Took me a while to clear up time and read Dave Aitel’s post on his experience with the NSA as compared to the interview that Edward Snowden did with James Bamford of Wired. Make sure you do too, and then come back here for a quick reality adjustment.
So, just to set things straight: I agree with the first pointÂ that talk about how working at the NSA consists of abiding with a metric ton of rules, regulations and bureaucratic nightmares. It’s also true for most modern western intelligence agencies (your mileage may vary of course, and this is based on personal subjective observations of course).
However, the NSA (and other agencies in other countries) know very well how to bypass these restrictions, and are very happy to use 3rd party resources to do the dirty work for them. That’s exactly how shady (again – my opinion) companies work in the market of intelligence collections, “lawful interception”, exploit research and development, etc.
This also enables overcoming the difficulties posed by the second point in the article, which pertains to the US’s ability to spy on China (and other countries). In order to provide a more cohesive intelligence landscape, you can’t just focus collection efforts on military and government, as civilian infrastructure is always part of the play for both sides (hey – we just talked about using 3rd parties for intelligence. Guess what? The same thing happens with other countries). As such, “crossing the line” is a needed practice that is often outsourced in terms of liability, legality and ethics, to entities that are willing to take said liability/legality/ethics upon themselves.
And just to steal the closing soundbite: “Every country in the world is engaged in cyber espionage to the full extent of its capabilities. The US just happens to be the one that got caught.
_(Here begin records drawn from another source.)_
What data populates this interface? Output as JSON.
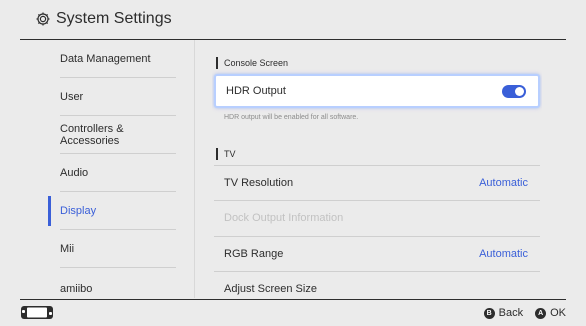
{
  "header": {
    "title": "System Settings",
    "icon": "gear-icon"
  },
  "sidebar": {
    "items": [
      {
        "label": "Data Management"
      },
      {
        "label": "User"
      },
      {
        "label": "Controllers & Accessories"
      },
      {
        "label": "Audio"
      },
      {
        "label": "Display",
        "active": true
      },
      {
        "label": "Mii"
      },
      {
        "label": "amiibo"
      }
    ]
  },
  "content": {
    "console_screen": {
      "label": "Console Screen",
      "hdr_output": {
        "label": "HDR Output",
        "enabled": true
      },
      "note": "HDR output will be enabled for all software."
    },
    "tv": {
      "label": "TV",
      "rows": [
        {
          "label": "TV Resolution",
          "value": "Automatic"
        },
        {
          "label": "Dock Output Information",
          "disabled": true
        },
        {
          "label": "RGB Range",
          "value": "Automatic"
        },
        {
          "label": "Adjust Screen Size"
        }
      ]
    }
  },
  "footer": {
    "back": {
      "button": "B",
      "label": "Back"
    },
    "ok": {
      "button": "A",
      "label": "OK"
    }
  },
  "colors": {
    "accent": "#3a5fd8",
    "background": "#ebebeb",
    "text": "#2d2d2d",
    "disabled": "#c2c2c2"
  }
}
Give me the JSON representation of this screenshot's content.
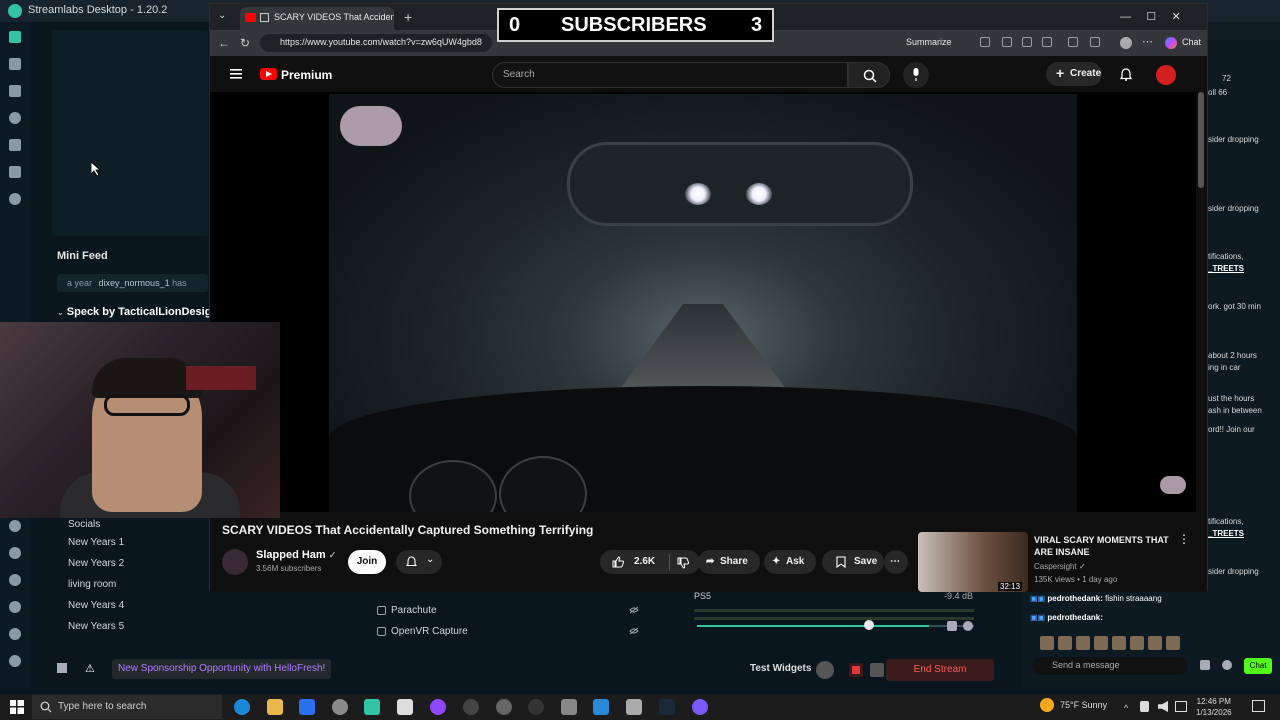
{
  "app": {
    "title": "Streamlabs Desktop - 1.20.2"
  },
  "overlay": {
    "left_count": "0",
    "label": "SUBSCRIBERS",
    "right_count": "3"
  },
  "browser": {
    "tab_title": "SCARY VIDEOS That Accidentally...",
    "url": "https://www.youtube.com/watch?v=zw6qUW4gbd8",
    "summarize": "Summarize",
    "chat": "Chat"
  },
  "youtube": {
    "brand": "Premium",
    "search_placeholder": "Search",
    "create": "Create",
    "video_title": "SCARY VIDEOS That Accidentally Captured Something Terrifying",
    "channel": "Slapped Ham",
    "subscribers": "3.56M subscribers",
    "join": "Join",
    "likes": "2.6K",
    "share": "Share",
    "ask": "Ask",
    "save": "Save",
    "rec": {
      "title": "VIRAL SCARY MOMENTS THAT ARE INSANE",
      "channel": "Caspersight",
      "meta": "135K views • 1 day ago",
      "duration": "32:13"
    }
  },
  "minifeed": {
    "title": "Mini Feed",
    "row_time": "a year",
    "row_user": "dixey_normous_1",
    "row_action": "has",
    "speck": "Speck by TacticalLionDesigns"
  },
  "scenes": [
    "Socials",
    "New Years 1",
    "New Years 2",
    "living room",
    "New Years 4",
    "New Years 5"
  ],
  "sources": [
    "Parachute",
    "OpenVR Capture"
  ],
  "mixer": {
    "name": "PS5",
    "db": "-9.4 dB",
    "level": 0.73
  },
  "footer": {
    "sponsor": "New Sponsorship Opportunity with HelloFresh!",
    "test_widgets": "Test Widgets",
    "end_stream": "End Stream"
  },
  "chat": {
    "lines": [
      "72",
      "oll 66",
      "sider dropping",
      "sider dropping",
      "tifications,",
      "_TREETS",
      "ork. got 30 min",
      " about 2 hours",
      "ing in car",
      "ust the hours",
      "ash in between",
      "ord!! Join our",
      "tifications,",
      "_TREETS",
      "sider dropping"
    ],
    "msg1_user": "pedrothedank:",
    "msg1_text": "fishin straaaang",
    "msg2_user": "pedrothedank:",
    "input_placeholder": "Send a message",
    "send": "Chat"
  },
  "taskbar": {
    "search": "Type here to search",
    "weather": "75°F  Sunny",
    "time": "12:46 PM",
    "date": "1/13/2026"
  }
}
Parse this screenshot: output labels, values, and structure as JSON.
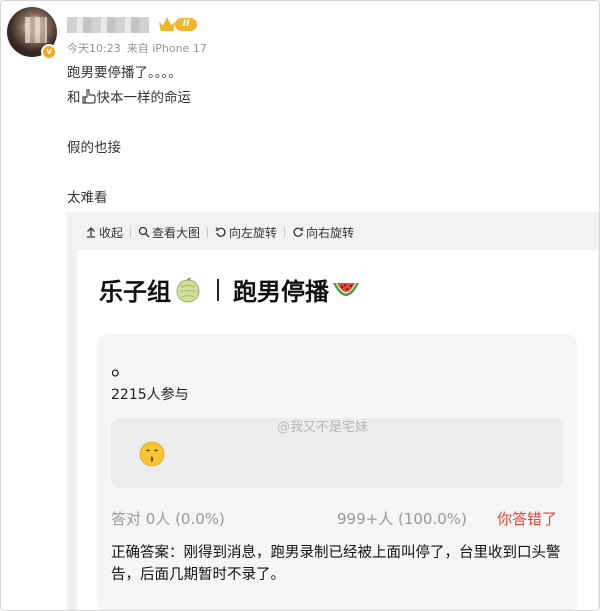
{
  "post": {
    "time": "今天10:23",
    "source": "来自 iPhone 17",
    "vip_badge": "II",
    "text_lines": [
      "跑男要停播了。。。。",
      "快本一样的命运",
      "假的也接",
      "太难看"
    ],
    "line2_prefix": "和"
  },
  "viewer": {
    "toolbar": {
      "collapse_label": "收起",
      "view_large_label": "查看大图",
      "rotate_left_label": "向左旋转",
      "rotate_right_label": "向右旋转"
    },
    "card": {
      "title_left": "乐子组",
      "title_right": "跑男停播",
      "question": "。",
      "participants": "2215人参与",
      "watermark": "@我又不是宅妹",
      "stat_correct": "答对 0人 (0.0%)",
      "stat_wrong": "999+人 (100.0%)",
      "result": "你答错了",
      "answer": "正确答案：刚得到消息，跑男录制已经被上面叫停了，台里收到口头警告，后面几期暂时不录了。"
    }
  },
  "icons": {
    "collapse": "arrow-up-icon",
    "view_large": "magnifier-icon",
    "rotate_left": "rotate-left-icon",
    "rotate_right": "rotate-right-icon",
    "hand": "pointing-hand-icon",
    "melon": "melon-emoji-icon",
    "watermelon": "watermelon-emoji-icon",
    "kiss": "kissing-face-emoji-icon",
    "verified": "verified-badge-icon",
    "crown": "crown-icon"
  },
  "colors": {
    "result_red": "#e0483b",
    "badge_gold": "#f1b52d",
    "meta_gray": "#939393"
  }
}
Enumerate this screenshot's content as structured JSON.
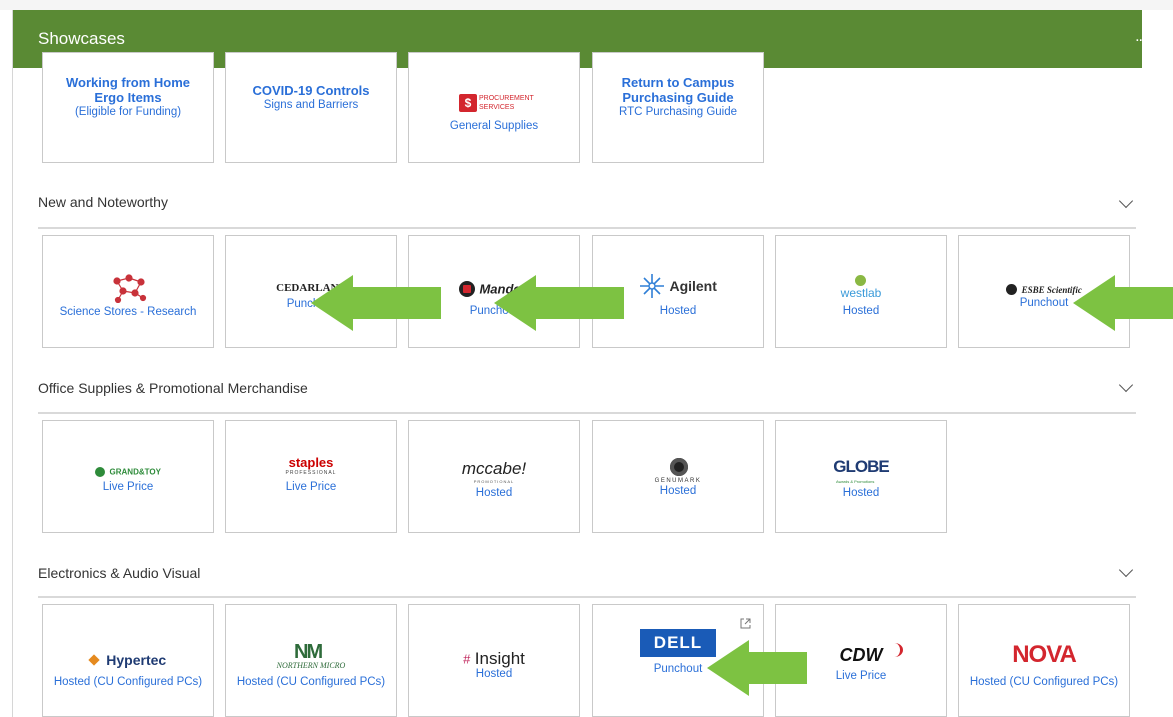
{
  "header": {
    "title": "Showcases",
    "more_label": ".."
  },
  "showcase_tiles": [
    {
      "title_line1": "Working from Home",
      "title_line2": "Ergo Items",
      "caption": "(Eligible for Funding)"
    },
    {
      "title_line1": "COVID-19 Controls",
      "caption": "Signs and Barriers"
    },
    {
      "logo_line1": "PROCUREMENT",
      "logo_line2": "SERVICES",
      "caption": "General Supplies"
    },
    {
      "title_line1": "Return to Campus",
      "title_line2": "Purchasing Guide",
      "caption": "RTC Purchasing Guide"
    }
  ],
  "sections": [
    {
      "title": "New and Noteworthy",
      "tiles": [
        {
          "logo": "",
          "caption": "Science Stores - Research"
        },
        {
          "logo": "CEDARLANE",
          "caption": "Punchout"
        },
        {
          "logo": "Mandel",
          "caption": "Punchout"
        },
        {
          "logo": "Agilent",
          "caption": "Hosted"
        },
        {
          "logo": "westlab",
          "caption": "Hosted"
        },
        {
          "logo": "ESBE Scientific",
          "caption": "Punchout"
        }
      ]
    },
    {
      "title": "Office Supplies & Promotional Merchandise",
      "tiles": [
        {
          "logo": "GRAND&TOY",
          "caption": "Live Price"
        },
        {
          "logo": "staples",
          "logo_sub": "PROFESSIONAL",
          "caption": "Live Price"
        },
        {
          "logo": "mccabe!",
          "logo_sub": "PROMOTIONAL",
          "caption": "Hosted"
        },
        {
          "logo": "GENUMARK",
          "caption": "Hosted"
        },
        {
          "logo": "GLOBE",
          "logo_sub": "Awards & Promotions",
          "caption": "Hosted"
        }
      ]
    },
    {
      "title": "Electronics & Audio Visual",
      "tiles": [
        {
          "logo": "Hypertec",
          "caption": "Hosted (CU Configured PCs)"
        },
        {
          "logo": "NORTHERN MICRO",
          "caption": "Hosted (CU Configured PCs)"
        },
        {
          "logo": "Insight",
          "caption": "Hosted"
        },
        {
          "logo": "DELL",
          "caption": "Punchout"
        },
        {
          "logo": "CDW",
          "caption": "Live Price"
        },
        {
          "logo": "NOVA",
          "caption": "Hosted (CU Configured PCs)"
        }
      ]
    }
  ],
  "colors": {
    "header_green": "#5a8a34",
    "link_blue": "#2a6fd8",
    "arrow_green": "#7dc242"
  }
}
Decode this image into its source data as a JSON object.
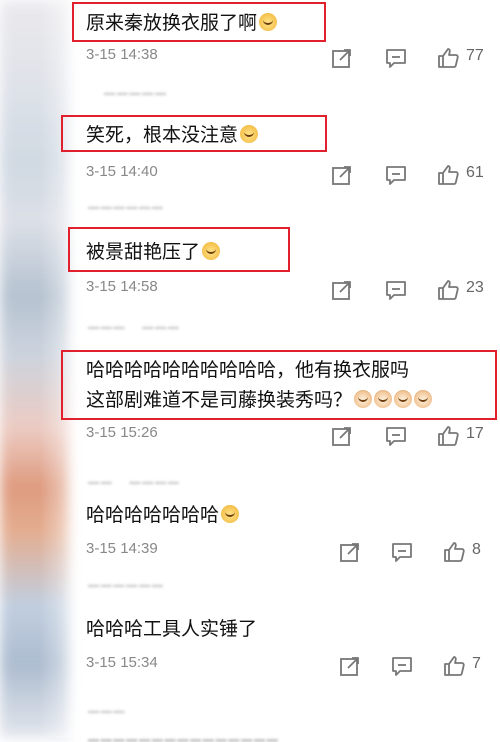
{
  "comments": [
    {
      "text": "原来秦放换衣服了啊",
      "emojis": [
        "smile"
      ],
      "time": "3-15 14:38",
      "likes": "77"
    },
    {
      "text": "笑死，根本没注意",
      "emojis": [
        "smile"
      ],
      "time": "3-15 14:40",
      "likes": "61"
    },
    {
      "text": "被景甜艳压了",
      "emojis": [
        "smile"
      ],
      "time": "3-15 14:58",
      "likes": "23"
    },
    {
      "text_line1": "哈哈哈哈哈哈哈哈哈哈，他有换衣服吗",
      "text_line2": "这部剧难道不是司藤换装秀吗？",
      "emojis": [
        "cat",
        "cat",
        "cat",
        "cat"
      ],
      "time": "3-15 15:26",
      "likes": "17"
    },
    {
      "text": "哈哈哈哈哈哈哈",
      "emojis": [
        "smile"
      ],
      "time": "3-15 14:39",
      "likes": "8"
    },
    {
      "text": "哈哈哈工具人实锤了",
      "emojis": [],
      "time": "3-15 15:34",
      "likes": "7"
    }
  ],
  "icons": {
    "share": "share-icon",
    "reply": "comment-icon",
    "like": "thumbs-up-icon"
  },
  "colors": {
    "highlight": "#e0202c",
    "timestamp": "#888888"
  }
}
This time.“
As noted before, for some reason beyond my understanding I am going to be speaking at both SOURCE Barcelona and Brucon in September, as well as in Excaliburcon in China (you guys must really like this whole crime meets state thing huh?).
So, down to business, SOURCE Barcelona is going to be awesome – Itâ€™s going to be my first SOURCE Iâ€™m really looking forward to getting back together with some of my friends (Chris, Wim, Jayson… the old Wuxi pwnage team en-scale), and meet people I wanted to pick their brains in person (Brian Honan – especially because Iâ€™ll miss his talk…).
Next up is Brucon. Iâ€™ve said enough about Brucon in the last conference schedule update, nevertheless, itâ€™s shaping up to beat itâ€™s last yearsâ€™ reputation. Expecting great talks, great crowd, and awesome beer! As far as talks Iâ€™m looking forward to – will definitely catch up with Joe which I missed at DefCon, Craig whoâ€™s Skylab is of a personal/professional interest to me, Dale with the HeadHacking talk, and Fabianâ€™s GSM one. Obviously there are many more, but as Iâ€™ve learned over the years – donâ€™t be greedy (especially not at conferences)…
Last but definitely not least, Excaliburcon is going to happen after all! This year the location is going to be just outside of Beijing. We will all miss Wuxi a lot, but Iâ€™m really looking forward to checking out more of China. It was a great experience last year and Iâ€™m setting up my hopes pretty high for December as the speaker list is getting pretty hot!
The common threat across these three conferences is that unlike the â€œbig onesâ€, they all allow the attendants a very close interaction with the talks. This really enables more information sharing and knowledge transfer, and Iâ€™ve really learned a lot more from smaller conferences such as these than from the big ones that sport a dozen tracks at the same time (think RSA… you are not going there for the content anymore…).
If you happen to be at one of those, feel free to ping me (or even better – buy me a beer 🙂 )!